defendant is liable for the misconduct alleged.”
Iqbal, 556 U.S. at 678.
Federal Civil Rights Claim
Civil Rights Act provides as follows:
Every person who, under color of [state law] . . . subjects,
or causes to be subjected, any citizen of the United States .
. . to the deprivation of any rights, privileges, or
immunities secured by the Constitution . . . shall be liable
to the party injured in an action at law, suit in equity, or
other proper proceeding for redress . . . .
42 U.S.C. § 1983. Thus, to make out a valid claim under
§ 1983, a plaintiff must allege and eventually prove
that (i) the conduct complained of was committed by a person
acting under color of state law; (ii) this conduct deprived a
person of constitutional rights; and (iii) there is an actual
connection or link between the actions of the defendants and
the deprivation allegedly suffered by decedent. See
Parratt v. Taylor, 451 U.S. 527, 535 (1981); Monell
v. Dep't of Soc. Servs., 436 U.S. 658, 690-95
(1978); Rizzo v. Goode, 423 U.S. 362, 370-71 (1976).
allege various constitutional violations in their § 1983
claim, but in its pending motion to dismiss defendant County
challenges only the sufficiency of plaintiffs' claim with
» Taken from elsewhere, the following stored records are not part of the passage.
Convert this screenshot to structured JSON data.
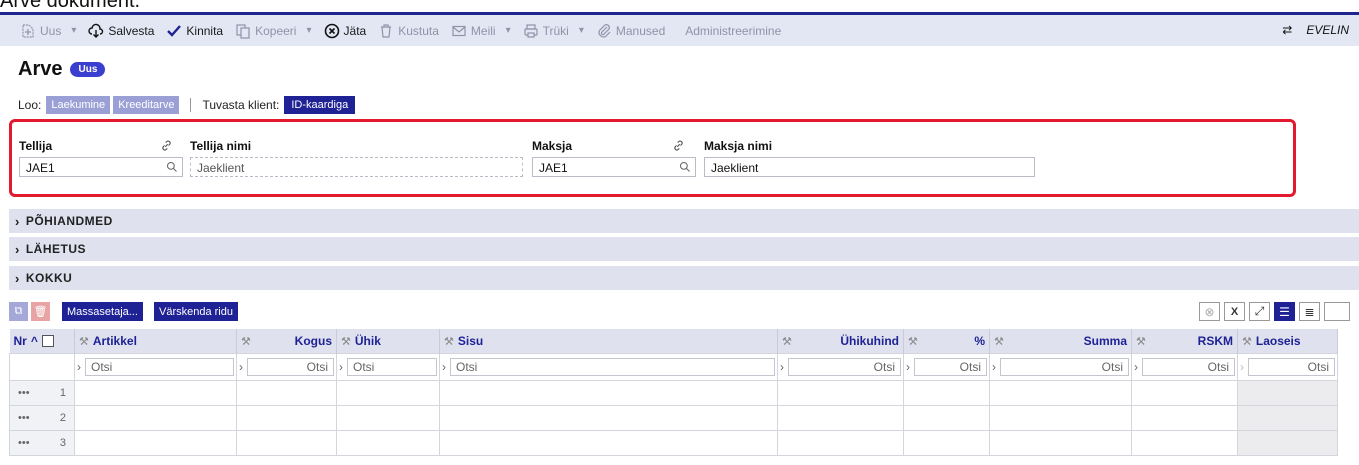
{
  "document": {
    "heading": "Arve dokument."
  },
  "toolbar": {
    "buttons": [
      {
        "label": "Uus",
        "icon": "new-doc-icon",
        "disabled": true,
        "dropdown": true
      },
      {
        "label": "Salvesta",
        "icon": "save-cloud-icon",
        "disabled": false
      },
      {
        "label": "Kinnita",
        "icon": "check-icon",
        "disabled": false
      },
      {
        "label": "Kopeeri",
        "icon": "copy-icon",
        "disabled": true,
        "dropdown": true
      },
      {
        "label": "Jäta",
        "icon": "cancel-circle-icon",
        "disabled": false
      },
      {
        "label": "Kustuta",
        "icon": "trash-icon",
        "disabled": true
      },
      {
        "label": "Meili",
        "icon": "mail-icon",
        "disabled": true,
        "dropdown": true
      },
      {
        "label": "Trüki",
        "icon": "print-icon",
        "disabled": true,
        "dropdown": true
      },
      {
        "label": "Manused",
        "icon": "paperclip-icon",
        "disabled": true
      },
      {
        "label": "Administreerimine",
        "icon": "",
        "disabled": true
      }
    ],
    "user": "EVELIN"
  },
  "header": {
    "title": "Arve",
    "status": "Uus"
  },
  "create": {
    "label": "Loo:",
    "options": [
      "Laekumine",
      "Kreeditarve"
    ],
    "verify_label": "Tuvasta klient:",
    "verify_button": "ID-kaardiga"
  },
  "parties": {
    "tellija_label": "Tellija",
    "tellija_value": "JAE1",
    "tellija_nimi_label": "Tellija nimi",
    "tellija_nimi_value": "Jaeklient",
    "maksja_label": "Maksja",
    "maksja_value": "JAE1",
    "maksja_nimi_label": "Maksja nimi",
    "maksja_nimi_value": "Jaeklient"
  },
  "sections": [
    "PÕHIANDMED",
    "LÄHETUS",
    "KOKKU"
  ],
  "grid_toolbar": {
    "mass_button": "Massasetaja...",
    "refresh_button": "Värskenda ridu"
  },
  "grid": {
    "columns": [
      "Nr",
      "Artikkel",
      "Kogus",
      "Ühik",
      "Sisu",
      "Ühikuhind",
      "%",
      "Summa",
      "RSKM",
      "Laoseis"
    ],
    "filter_placeholder": "Otsi",
    "rows": [
      {
        "nr": "1"
      },
      {
        "nr": "2"
      },
      {
        "nr": "3"
      }
    ]
  },
  "colors": {
    "accent": "#1e2295",
    "highlight_border": "#e3192f",
    "toolbar_bg": "#e3e7f4"
  }
}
respect to the Fifth Amendment. That part of plaintiffs'
claim alleges that defendants effectuated a taking ...